Are we truly making healthcare safer?
Do we adequately understand human factors in how we work in hospitals?
How would you respond if your partner died from a “routine operation”?
These are just 3 of the questions you are likely to ponder as you listen to this interview with Martin Bromiley OBE from the United Kingdom on the Mastering Intensive Care podcast.
Whilst many people that we care for in our Intensive Care Units receive excellent care, sadly there are some who end up in our ICUs after something goes unexpectedly wrong during a routine operation. Tragically some of these people die. Not due to anything they did, but from medical error.
In the final DasSMACC special episode, I speak to Martin Bromiley, who became a widower when his wife, Elaine, died in such circumstances 12 years ago. In what has been described as “the direct result of human factors and failings in non-technical skills, created by systemic failings in the healthcare system”. Martin didn’t blame, shame or complain. He did his best to move forward by researching the culture in healthcare around safety and human factors. And he recognised that although there were pockets of excellence the UK’s National Health Service was culturally a long way behind most other high risk industries. As a result of his experiences Martin supported the making of a DVD entitled “Just a routine operation” which explored the lessons of his late wife’s death, as well as a BBC Horizon programme about human factors called "How to avoid mistakes in surgery".

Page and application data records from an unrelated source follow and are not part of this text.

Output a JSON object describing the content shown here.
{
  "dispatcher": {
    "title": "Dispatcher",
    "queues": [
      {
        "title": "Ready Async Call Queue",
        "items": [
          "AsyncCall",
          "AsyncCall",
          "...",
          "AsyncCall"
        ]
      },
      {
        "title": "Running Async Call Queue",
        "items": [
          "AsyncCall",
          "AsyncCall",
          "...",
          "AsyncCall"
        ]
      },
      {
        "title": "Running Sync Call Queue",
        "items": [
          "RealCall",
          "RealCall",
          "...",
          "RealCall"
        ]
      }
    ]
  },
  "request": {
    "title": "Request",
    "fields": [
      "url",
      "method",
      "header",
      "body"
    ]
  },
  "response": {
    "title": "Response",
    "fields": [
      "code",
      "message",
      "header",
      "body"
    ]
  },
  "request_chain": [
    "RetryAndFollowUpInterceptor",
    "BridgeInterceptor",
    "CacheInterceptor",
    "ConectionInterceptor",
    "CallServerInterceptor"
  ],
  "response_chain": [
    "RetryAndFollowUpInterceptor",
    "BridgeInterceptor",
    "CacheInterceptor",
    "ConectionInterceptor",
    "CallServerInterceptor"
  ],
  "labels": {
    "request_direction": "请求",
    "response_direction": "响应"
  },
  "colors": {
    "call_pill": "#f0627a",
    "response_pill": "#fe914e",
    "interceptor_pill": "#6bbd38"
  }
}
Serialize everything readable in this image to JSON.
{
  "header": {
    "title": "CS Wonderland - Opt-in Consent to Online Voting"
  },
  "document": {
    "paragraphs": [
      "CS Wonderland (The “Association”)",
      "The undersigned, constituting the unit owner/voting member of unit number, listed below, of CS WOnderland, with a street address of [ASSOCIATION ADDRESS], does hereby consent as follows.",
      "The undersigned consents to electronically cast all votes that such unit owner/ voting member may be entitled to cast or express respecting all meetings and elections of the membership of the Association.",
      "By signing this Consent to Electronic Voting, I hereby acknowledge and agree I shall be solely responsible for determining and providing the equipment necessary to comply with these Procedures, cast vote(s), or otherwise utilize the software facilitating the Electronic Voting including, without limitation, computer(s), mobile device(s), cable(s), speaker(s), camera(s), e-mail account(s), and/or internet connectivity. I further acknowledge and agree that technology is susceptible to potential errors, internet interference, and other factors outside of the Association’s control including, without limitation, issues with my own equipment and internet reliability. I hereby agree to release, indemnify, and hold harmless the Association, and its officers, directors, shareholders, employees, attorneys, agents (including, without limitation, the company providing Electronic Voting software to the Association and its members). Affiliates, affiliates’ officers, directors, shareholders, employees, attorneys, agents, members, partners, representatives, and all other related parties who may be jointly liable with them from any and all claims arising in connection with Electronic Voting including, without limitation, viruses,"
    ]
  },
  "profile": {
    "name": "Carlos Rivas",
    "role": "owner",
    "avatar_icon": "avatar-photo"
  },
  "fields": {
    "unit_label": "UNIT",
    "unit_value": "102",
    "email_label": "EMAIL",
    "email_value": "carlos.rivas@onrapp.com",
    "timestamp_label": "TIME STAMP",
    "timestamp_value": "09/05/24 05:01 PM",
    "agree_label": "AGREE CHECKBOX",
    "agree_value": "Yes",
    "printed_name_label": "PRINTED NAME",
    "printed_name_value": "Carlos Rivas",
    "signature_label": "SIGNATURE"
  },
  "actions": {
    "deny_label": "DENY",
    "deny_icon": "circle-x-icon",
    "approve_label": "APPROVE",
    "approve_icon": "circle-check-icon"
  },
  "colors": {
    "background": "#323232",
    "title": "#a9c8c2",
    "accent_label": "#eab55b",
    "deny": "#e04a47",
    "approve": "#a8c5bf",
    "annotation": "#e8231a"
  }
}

Professionally Martin works in aviation where he is a pilot for a major UK airline and where he has a background specialising in human factors. Therefore, Martin founded the Clinical Human Factors Group, a non profit-making charitable trust which aims to advise and promote best practice around human factors. Since then the Group has promoted human factors at the highest levels in healthcare, making a significant contribution to current thinking. More significantly though, the terms human factors and system safety are becoming much more commonly understood in healthcare, much of which is due to Martin’s efforts and leadership. His work has been recognised through awards from the Royal College of Anaesthetists, the Difficult Airway Society, and the patient support group “Action Against Medical Accidents”. In the 2016 New Year Honours list Martin was awarded an OBE for his work to further patient safety.
Martin was a speaker at the DasSMACC conference in Berlin back in June, and after delivering an enthralling talk entitled “How To Fail”, we went to a quiet room to record an interview. We had an important conversation and touched on:
This podcast is my quest to improve patient care, in ICUs all round the world, by inspiring all of us to bring our best selves to work to more masterfully interact with our patients, their families, ourselves and our fellow healthcare professionals so that we can achieve the most satisfactory outcomes for all. Please help me to spread the word by simply emailing your colleagues, posting on social media or rating and reviewing the podcast.
Feel free to leave a comment or a question on the LITFL episode page, on twitter using #masteringintensivecare, on the Facebook “mastering intensive care” page or by sending me an email at firstname.lastname@example.org.
Please also consider making a donation to the Clinical Human Factors Group here.
Thanks for listening. Please do the very best you can for your patients.
Links related to Martin Bromiley
Martin Bromiley on Twitter: @MartinBromiley
Links to other resources (in order of mentioning)
Links related to Mastering Intensive Care podcast
Andrew Davies on Twitter: @andrewdavies66
Andrew Davies on Instagram: @andrewdavies66